** Records to process **
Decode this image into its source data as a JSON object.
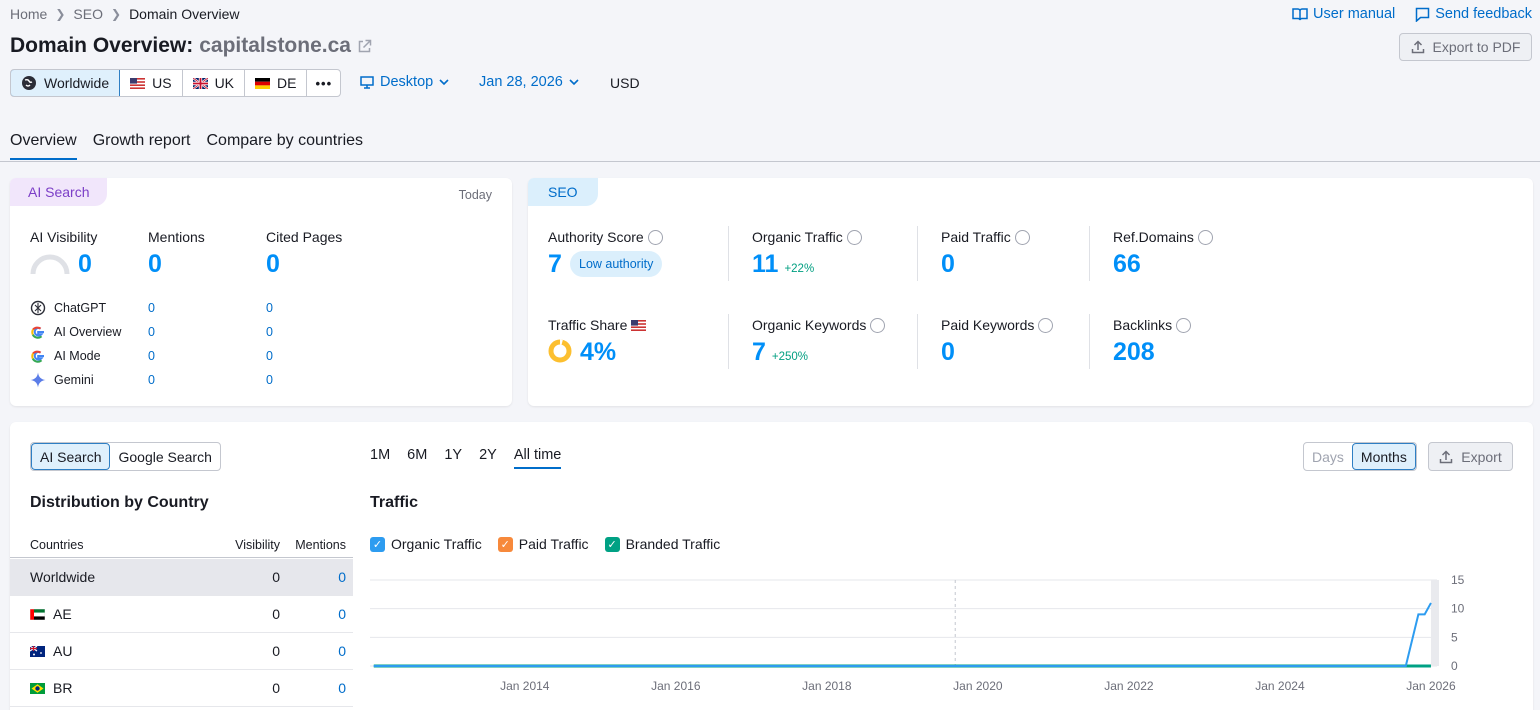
{
  "breadcrumb": [
    "Home",
    "SEO",
    "Domain Overview"
  ],
  "header_links": {
    "manual": "User manual",
    "feedback": "Send feedback"
  },
  "title": {
    "prefix": "Domain Overview:",
    "domain": "capitalstone.ca"
  },
  "export_pdf": "Export to PDF",
  "regions": [
    "Worldwide",
    "US",
    "UK",
    "DE"
  ],
  "more": "•••",
  "device": "Desktop",
  "date": "Jan 28, 2026",
  "currency": "USD",
  "tabs": [
    "Overview",
    "Growth report",
    "Compare by countries"
  ],
  "ai_card": {
    "chip": "AI Search",
    "date_label": "Today",
    "metrics": [
      {
        "label": "AI Visibility",
        "value": "0"
      },
      {
        "label": "Mentions",
        "value": "0"
      },
      {
        "label": "Cited Pages",
        "value": "0"
      }
    ],
    "engines": [
      {
        "name": "ChatGPT",
        "mentions": "0",
        "cited": "0"
      },
      {
        "name": "AI Overview",
        "mentions": "0",
        "cited": "0"
      },
      {
        "name": "AI Mode",
        "mentions": "0",
        "cited": "0"
      },
      {
        "name": "Gemini",
        "mentions": "0",
        "cited": "0"
      }
    ]
  },
  "seo_card": {
    "chip": "SEO",
    "authority": {
      "label": "Authority Score",
      "value": "7",
      "badge": "Low authority"
    },
    "organic_traffic": {
      "label": "Organic Traffic",
      "value": "11",
      "change": "+22%"
    },
    "paid_traffic": {
      "label": "Paid Traffic",
      "value": "0"
    },
    "ref_domains": {
      "label": "Ref.Domains",
      "value": "66"
    },
    "traffic_share": {
      "label": "Traffic Share",
      "value": "4%"
    },
    "organic_keywords": {
      "label": "Organic Keywords",
      "value": "7",
      "change": "+250%"
    },
    "paid_keywords": {
      "label": "Paid Keywords",
      "value": "0"
    },
    "backlinks": {
      "label": "Backlinks",
      "value": "208"
    }
  },
  "bottom": {
    "search_toggle": [
      "AI Search",
      "Google Search"
    ],
    "dist_title": "Distribution by Country",
    "columns": [
      "Countries",
      "Visibility",
      "Mentions"
    ],
    "rows": [
      {
        "country": "Worldwide",
        "visibility": "0",
        "mentions": "0"
      },
      {
        "country": "AE",
        "visibility": "0",
        "mentions": "0"
      },
      {
        "country": "AU",
        "visibility": "0",
        "mentions": "0"
      },
      {
        "country": "BR",
        "visibility": "0",
        "mentions": "0"
      }
    ],
    "ranges": [
      "1M",
      "6M",
      "1Y",
      "2Y",
      "All time"
    ],
    "granularity": [
      "Days",
      "Months"
    ],
    "export": "Export",
    "traffic_title": "Traffic",
    "legend": [
      {
        "name": "Organic Traffic",
        "color": "#2d9cf0"
      },
      {
        "name": "Paid Traffic",
        "color": "#f7893b"
      },
      {
        "name": "Branded Traffic",
        "color": "#00a184"
      }
    ]
  },
  "chart_data": {
    "type": "line",
    "title": "Traffic",
    "x_ticks": [
      "Jan 2014",
      "Jan 2016",
      "Jan 2018",
      "Jan 2020",
      "Jan 2022",
      "Jan 2024",
      "Jan 2026"
    ],
    "y_ticks": [
      "15",
      "10",
      "5",
      "0"
    ],
    "ylim": [
      0,
      15
    ],
    "series": [
      {
        "name": "Organic Traffic",
        "color": "#2d9cf0",
        "points": [
          [
            "2012-01",
            0
          ],
          [
            "2025-09",
            0
          ],
          [
            "2025-11",
            9
          ],
          [
            "2025-12",
            9
          ],
          [
            "2026-01",
            11
          ]
        ]
      },
      {
        "name": "Branded Traffic",
        "color": "#00a184",
        "points": [
          [
            "2012-01",
            0
          ],
          [
            "2026-01",
            0
          ]
        ]
      }
    ]
  }
}
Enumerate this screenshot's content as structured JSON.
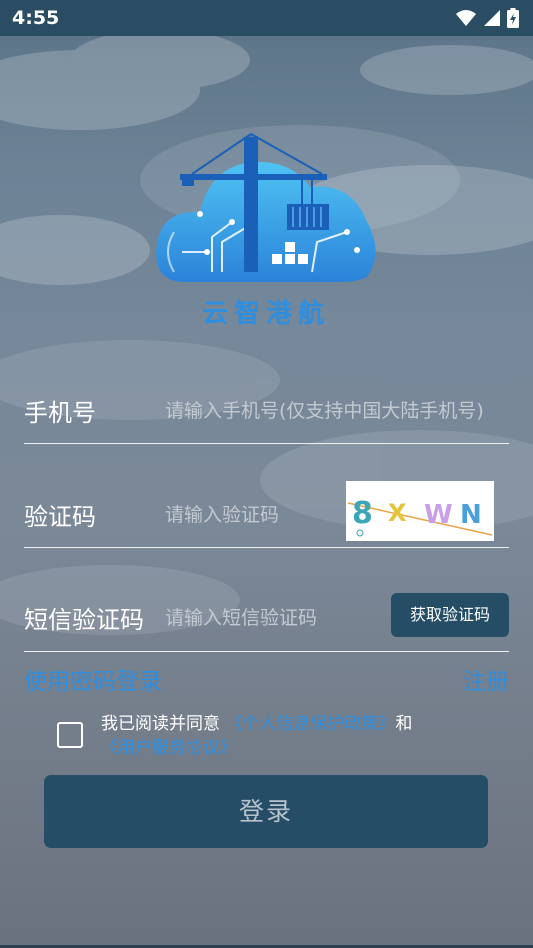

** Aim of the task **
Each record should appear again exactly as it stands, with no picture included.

** Solution for this problem **
Decode this image into its source data as a JSON object.
{
  "breadcrumb": [
    "Home",
    "SEO",
    "Domain Overview"
  ],
  "header_links": {
    "manual": "User manual",
    "feedback": "Send feedback"
  },
  "title": {
    "prefix": "Domain Overview:",
    "domain": "capitalstone.ca"
  },
  "export_pdf": "Export to PDF",
  "regions": [
    "Worldwide",
    "US",
    "UK",
    "DE"
  ],
  "more": "•••",
  "device": "Desktop",
  "date": "Jan 28, 2026",
  "currency": "USD",
  "tabs": [
    "Overview",
    "Growth report",
    "Compare by countries"
  ],
  "ai_card": {
    "chip": "AI Search",
    "date_label": "Today",
    "metrics": [
      {
        "label": "AI Visibility",
        "value": "0"
      },
      {
        "label": "Mentions",
        "value": "0"
      },
      {
        "label": "Cited Pages",
        "value": "0"
      }
    ],
    "engines": [
      {
        "name": "ChatGPT",
        "mentions": "0",
        "cited": "0"
      },
      {
        "name": "AI Overview",
        "mentions": "0",
        "cited": "0"
      },
      {
        "name": "AI Mode",
        "mentions": "0",
        "cited": "0"
      },
      {
        "name": "Gemini",
        "mentions": "0",
        "cited": "0"
      }
    ]
  },
  "seo_card": {
    "chip": "SEO",
    "authority": {
      "label": "Authority Score",
      "value": "7",
      "badge": "Low authority"
    },
    "organic_traffic": {
      "label": "Organic Traffic",
      "value": "11",
      "change": "+22%"
    },
    "paid_traffic": {
      "label": "Paid Traffic",
      "value": "0"
    },
    "ref_domains": {
      "label": "Ref.Domains",
      "value": "66"
    },
    "traffic_share": {
      "label": "Traffic Share",
      "value": "4%"
    },
    "organic_keywords": {
      "label": "Organic Keywords",
      "value": "7",
      "change": "+250%"
    },
    "paid_keywords": {
      "label": "Paid Keywords",
      "value": "0"
    },
    "backlinks": {
      "label": "Backlinks",
      "value": "208"
    }
  },
  "bottom": {
    "search_toggle": [
      "AI Search",
      "Google Search"
    ],
    "dist_title": "Distribution by Country",
    "columns": [
      "Countries",
      "Visibility",
      "Mentions"
    ],
    "rows": [
      {
        "country": "Worldwide",
        "visibility": "0",
        "mentions": "0"
      },
      {
        "country": "AE",
        "visibility": "0",
        "mentions": "0"
      },
      {
        "country": "AU",
        "visibility": "0",
        "mentions": "0"
      },
      {
        "country": "BR",
        "visibility": "0",
        "mentions": "0"
      }
    ],
    "ranges": [
      "1M",
      "6M",
      "1Y",
      "2Y",
      "All time"
    ],
    "granularity": [
      "Days",
      "Months"
    ],
    "export": "Export",
    "traffic_title": "Traffic",
    "legend": [
      {
        "name": "Organic Traffic",
        "color": "#2d9cf0"
      },
      {
        "name": "Paid Traffic",
        "color": "#f7893b"
      },
      {
        "name": "Branded Traffic",
        "color": "#00a184"
      }
    ]
  },
  "chart_data": {
    "type": "line",
    "title": "Traffic",
    "x_ticks": [
      "Jan 2014",
      "Jan 2016",
      "Jan 2018",
      "Jan 2020",
      "Jan 2022",
      "Jan 2024",
      "Jan 2026"
    ],
    "y_ticks": [
      "15",
      "10",
      "5",
      "0"
    ],
    "ylim": [
      0,
      15
    ],
    "series": [
      {
        "name": "Organic Traffic",
        "color": "#2d9cf0",
        "points": [
          [
            "2012-01",
            0
          ],
          [
            "2025-09",
            0
          ],
          [
            "2025-11",
            9
          ],
          [
            "2025-12",
            9
          ],
          [
            "2026-01",
            11
          ]
        ]
      },
      {
        "name": "Branded Traffic",
        "color": "#00a184",
        "points": [
          [
            "2012-01",
            0
          ],
          [
            "2026-01",
            0
          ]
        ]
      }
    ]
  }
}
Enumerate this screenshot's content as structured JSON.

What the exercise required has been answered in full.